▸ Action item: Please set down every entry below exactly as given.

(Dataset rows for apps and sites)
=====
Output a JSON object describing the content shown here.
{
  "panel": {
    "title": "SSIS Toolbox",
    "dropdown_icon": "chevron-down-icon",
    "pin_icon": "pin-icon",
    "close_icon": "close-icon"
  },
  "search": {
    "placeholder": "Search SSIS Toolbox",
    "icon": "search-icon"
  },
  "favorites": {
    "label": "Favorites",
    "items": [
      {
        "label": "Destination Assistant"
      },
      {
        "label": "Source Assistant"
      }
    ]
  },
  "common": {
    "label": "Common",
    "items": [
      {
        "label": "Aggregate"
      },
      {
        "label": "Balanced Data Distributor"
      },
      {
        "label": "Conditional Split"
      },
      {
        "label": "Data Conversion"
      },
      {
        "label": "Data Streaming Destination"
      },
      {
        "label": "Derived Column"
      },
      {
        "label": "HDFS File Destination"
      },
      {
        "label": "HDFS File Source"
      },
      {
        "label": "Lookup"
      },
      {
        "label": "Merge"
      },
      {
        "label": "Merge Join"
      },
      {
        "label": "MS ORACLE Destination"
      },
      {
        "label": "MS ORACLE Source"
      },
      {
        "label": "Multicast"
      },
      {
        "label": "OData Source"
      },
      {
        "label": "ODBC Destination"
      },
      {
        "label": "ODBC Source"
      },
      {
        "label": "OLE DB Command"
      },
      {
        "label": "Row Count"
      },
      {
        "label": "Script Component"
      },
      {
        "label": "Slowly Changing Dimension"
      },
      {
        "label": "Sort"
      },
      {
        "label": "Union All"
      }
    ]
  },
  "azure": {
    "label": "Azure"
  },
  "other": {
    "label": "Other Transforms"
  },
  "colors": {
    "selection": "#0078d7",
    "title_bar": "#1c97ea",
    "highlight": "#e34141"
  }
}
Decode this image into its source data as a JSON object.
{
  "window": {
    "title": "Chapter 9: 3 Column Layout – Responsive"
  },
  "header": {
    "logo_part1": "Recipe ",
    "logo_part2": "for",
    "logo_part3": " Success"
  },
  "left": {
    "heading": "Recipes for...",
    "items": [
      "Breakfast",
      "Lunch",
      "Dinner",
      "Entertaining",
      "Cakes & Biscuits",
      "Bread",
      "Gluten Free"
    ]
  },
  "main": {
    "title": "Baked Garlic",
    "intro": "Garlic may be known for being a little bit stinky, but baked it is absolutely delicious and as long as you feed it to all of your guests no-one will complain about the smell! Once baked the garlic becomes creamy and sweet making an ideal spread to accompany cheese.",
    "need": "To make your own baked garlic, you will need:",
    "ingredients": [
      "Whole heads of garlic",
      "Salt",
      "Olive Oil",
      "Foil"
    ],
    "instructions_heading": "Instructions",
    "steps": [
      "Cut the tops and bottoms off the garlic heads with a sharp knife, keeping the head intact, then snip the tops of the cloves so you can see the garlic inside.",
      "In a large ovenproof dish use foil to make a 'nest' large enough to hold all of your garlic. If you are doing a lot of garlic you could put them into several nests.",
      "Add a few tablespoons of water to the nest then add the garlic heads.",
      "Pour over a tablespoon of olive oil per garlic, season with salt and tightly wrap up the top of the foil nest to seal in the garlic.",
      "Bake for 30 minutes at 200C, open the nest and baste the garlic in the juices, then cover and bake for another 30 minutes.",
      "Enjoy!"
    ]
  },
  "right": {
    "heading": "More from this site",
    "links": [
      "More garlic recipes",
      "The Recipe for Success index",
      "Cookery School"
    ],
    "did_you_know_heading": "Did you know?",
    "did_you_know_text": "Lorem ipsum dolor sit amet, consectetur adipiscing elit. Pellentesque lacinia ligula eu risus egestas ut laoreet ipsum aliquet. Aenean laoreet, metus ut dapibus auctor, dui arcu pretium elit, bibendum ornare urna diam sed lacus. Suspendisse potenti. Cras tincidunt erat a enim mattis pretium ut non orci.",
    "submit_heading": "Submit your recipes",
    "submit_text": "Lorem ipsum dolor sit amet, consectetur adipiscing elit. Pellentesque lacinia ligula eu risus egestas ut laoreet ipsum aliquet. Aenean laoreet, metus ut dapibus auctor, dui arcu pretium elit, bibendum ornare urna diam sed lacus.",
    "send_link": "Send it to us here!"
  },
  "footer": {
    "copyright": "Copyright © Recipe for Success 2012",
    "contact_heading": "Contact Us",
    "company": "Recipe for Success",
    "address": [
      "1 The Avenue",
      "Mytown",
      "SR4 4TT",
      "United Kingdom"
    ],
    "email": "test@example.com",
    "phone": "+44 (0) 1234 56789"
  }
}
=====
▸ Solution for this exercise:
Output a JSON object describing the content shown here.
{
  "panel": {
    "title": "SSIS Toolbox",
    "dropdown_icon": "chevron-down-icon",
    "pin_icon": "pin-icon",
    "close_icon": "close-icon"
  },
  "search": {
    "placeholder": "Search SSIS Toolbox",
    "icon": "search-icon"
  },
  "favorites": {
    "label": "Favorites",
    "items": [
      {
        "label": "Destination Assistant"
      },
      {
        "label": "Source Assistant"
      }
    ]
  },
  "common": {
    "label": "Common",
    "items": [
      {
        "label": "Aggregate"
      },
      {
        "label": "Balanced Data Distributor"
      },
      {
        "label": "Conditional Split"
      },
      {
        "label": "Data Conversion"
      },
      {
        "label": "Data Streaming Destination"
      },
      {
        "label": "Derived Column"
      },
      {
        "label": "HDFS File Destination"
      },
      {
        "label": "HDFS File Source"
      },
      {
        "label": "Lookup"
      },
      {
        "label": "Merge"
      },
      {
        "label": "Merge Join"
      },
      {
        "label": "MS ORACLE Destination"
      },
      {
        "label": "MS ORACLE Source"
      },
      {
        "label": "Multicast"
      },
      {
        "label": "OData Source"
      },
      {
        "label": "ODBC Destination"
      },
      {
        "label": "ODBC Source"
      },
      {
        "label": "OLE DB Command"
      },
      {
        "label": "Row Count"
      },
      {
        "label": "Script Component"
      },
      {
        "label": "Slowly Changing Dimension"
      },
      {
        "label": "Sort"
      },
      {
        "label": "Union All"
      }
    ]
  },
  "azure": {
    "label": "Azure"
  },
  "other": {
    "label": "Other Transforms"
  },
  "colors": {
    "selection": "#0078d7",
    "title_bar": "#1c97ea",
    "highlight": "#e34141"
  }
}
Decode this image into its source data as a JSON object.
{
  "window": {
    "title": "Chapter 9: 3 Column Layout – Responsive"
  },
  "header": {
    "logo_part1": "Recipe ",
    "logo_part2": "for",
    "logo_part3": " Success"
  },
  "left": {
    "heading": "Recipes for...",
    "items": [
      "Breakfast",
      "Lunch",
      "Dinner",
      "Entertaining",
      "Cakes & Biscuits",
      "Bread",
      "Gluten Free"
    ]
  },
  "main": {
    "title": "Baked Garlic",
    "intro": "Garlic may be known for being a little bit stinky, but baked it is absolutely delicious and as long as you feed it to all of your guests no-one will complain about the smell! Once baked the garlic becomes creamy and sweet making an ideal spread to accompany cheese.",
    "need": "To make your own baked garlic, you will need:",
    "ingredients": [
      "Whole heads of garlic",
      "Salt",
      "Olive Oil",
      "Foil"
    ],
    "instructions_heading": "Instructions",
    "steps": [
      "Cut the tops and bottoms off the garlic heads with a sharp knife, keeping the head intact, then snip the tops of the cloves so you can see the garlic inside.",
      "In a large ovenproof dish use foil to make a 'nest' large enough to hold all of your garlic. If you are doing a lot of garlic you could put them into several nests.",
      "Add a few tablespoons of water to the nest then add the garlic heads.",
      "Pour over a tablespoon of olive oil per garlic, season with salt and tightly wrap up the top of the foil nest to seal in the garlic.",
      "Bake for 30 minutes at 200C, open the nest and baste the garlic in the juices, then cover and bake for another 30 minutes.",
      "Enjoy!"
    ]
  },
  "right": {
    "heading": "More from this site",
    "links": [
      "More garlic recipes",
      "The Recipe for Success index",
      "Cookery School"
    ],
    "did_you_know_heading": "Did you know?",
    "did_you_know_text": "Lorem ipsum dolor sit amet, consectetur adipiscing elit. Pellentesque lacinia ligula eu risus egestas ut laoreet ipsum aliquet. Aenean laoreet, metus ut dapibus auctor, dui arcu pretium elit, bibendum ornare urna diam sed lacus. Suspendisse potenti. Cras tincidunt erat a enim mattis pretium ut non orci.",
    "submit_heading": "Submit your recipes",
    "submit_text": "Lorem ipsum dolor sit amet, consectetur adipiscing elit. Pellentesque lacinia ligula eu risus egestas ut laoreet ipsum aliquet. Aenean laoreet, metus ut dapibus auctor, dui arcu pretium elit, bibendum ornare urna diam sed lacus.",
    "send_link": "Send it to us here!"
  },
  "footer": {
    "copyright": "Copyright © Recipe for Success 2012",
    "contact_heading": "Contact Us",
    "company": "Recipe for Success",
    "address": [
      "1 The Avenue",
      "Mytown",
      "SR4 4TT",
      "United Kingdom"
    ],
    "email": "test@example.com",
    "phone": "+44 (0) 1234 56789"
  }
}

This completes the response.